DeepMind boss says human-level AI is just a few years away
The head of Google’s artificial intelligence division DeepMind has predicted that human-level AI may be just a few years away.
The forecast from Demis Hassabis puts the date for the arrival of artificial general intelligence (AGI) – systems that can think in similar but superior ways to humans – much earlier than previous predictions. Many have speculated that the technology may still be decades away.
“The progress in the last few years has been pretty incredible,” Mr Hassabis said at the Future of Everything Festival this week.
“I don’t see any reason why that progress is going to slow down. I think it may even accelerate. So I think we could be just a few years, maybe within a decade away.”
Mr Hassabis is among several leading figures within the AI industry who is aiming to develop a form of AGI, while also creating safeguards to prevent the tech from harming humanity.
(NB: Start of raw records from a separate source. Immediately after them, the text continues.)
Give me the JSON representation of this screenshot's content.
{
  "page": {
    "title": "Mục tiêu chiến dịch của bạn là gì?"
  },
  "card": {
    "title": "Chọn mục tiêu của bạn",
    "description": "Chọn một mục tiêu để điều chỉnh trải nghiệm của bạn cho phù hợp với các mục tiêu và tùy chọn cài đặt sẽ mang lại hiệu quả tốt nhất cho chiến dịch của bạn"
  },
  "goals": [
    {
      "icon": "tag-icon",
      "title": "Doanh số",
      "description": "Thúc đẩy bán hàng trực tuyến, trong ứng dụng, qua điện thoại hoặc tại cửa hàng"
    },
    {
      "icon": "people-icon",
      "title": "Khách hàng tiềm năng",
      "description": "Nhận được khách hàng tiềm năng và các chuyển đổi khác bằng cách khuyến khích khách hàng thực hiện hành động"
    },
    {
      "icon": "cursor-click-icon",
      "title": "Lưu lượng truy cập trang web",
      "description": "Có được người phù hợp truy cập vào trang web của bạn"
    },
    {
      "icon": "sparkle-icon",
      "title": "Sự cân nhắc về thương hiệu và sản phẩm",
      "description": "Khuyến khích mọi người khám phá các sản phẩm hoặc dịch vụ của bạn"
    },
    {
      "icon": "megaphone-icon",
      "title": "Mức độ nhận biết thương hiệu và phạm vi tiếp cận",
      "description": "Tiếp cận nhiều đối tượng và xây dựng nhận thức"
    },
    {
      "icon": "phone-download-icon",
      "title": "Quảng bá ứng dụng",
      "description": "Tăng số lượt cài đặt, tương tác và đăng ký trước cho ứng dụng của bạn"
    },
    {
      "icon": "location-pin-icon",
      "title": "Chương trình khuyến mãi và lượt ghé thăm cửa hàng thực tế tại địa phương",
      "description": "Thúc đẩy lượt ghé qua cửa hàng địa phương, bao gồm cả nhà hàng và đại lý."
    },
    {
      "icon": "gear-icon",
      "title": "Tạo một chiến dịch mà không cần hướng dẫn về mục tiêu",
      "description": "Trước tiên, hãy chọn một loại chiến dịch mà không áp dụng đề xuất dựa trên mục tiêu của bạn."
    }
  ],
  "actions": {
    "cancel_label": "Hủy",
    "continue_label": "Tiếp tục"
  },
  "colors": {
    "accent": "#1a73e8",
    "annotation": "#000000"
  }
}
“I would advocate developing these types of AGI technologies in a cautious manner using the scientific method, where you try and do very careful controlled experiments to understand what the underlying system does,” he said.
DeepMind’s Gato AI, described as a “generalist agent”, is already close to rivalling human intelligence, according to the firm’s research director Nando de Freitas.
It is capable of completing a range of complex tasks, from stacking blocks to writing poetry, as well as engaging in dialogue in a similar way to OpenAI’s ChatGPT chatbot.
“It’s all about scale now,” Dr de Freitas said last year.
“It’s all about making these models bigger, safer, compute efficient, faster at sampling, smarter memory, more modalities, innovative data, on/offline... Solving these challenges is what will deliver AGI.”
He added: “Safety is of paramount importance.”
DeepMind researchers have spoken of the existential risks posed by artificial intelligence if it reaches and surpasses the level of humans, and have proposed a solution to prevent advanced AI from going rogue.
In a 2016 paper titled ‘Safely Interruptible Agents’, DeepMind suggested a “big red button” could serve as an off-switch in such a scenario.
“Safe interruptibility can be useful to take control of a robot that is misbehaving and may lead to irreversible consequences,” the paper stated.
“If such an agent is operating in real-time under human supervision, now and then it may be necessary for a human operator to press the big red button to prevent the agent from continuing a harmful sequence of actions – harmful either for the agent or for the environment – and lead the agent into a safer situation.”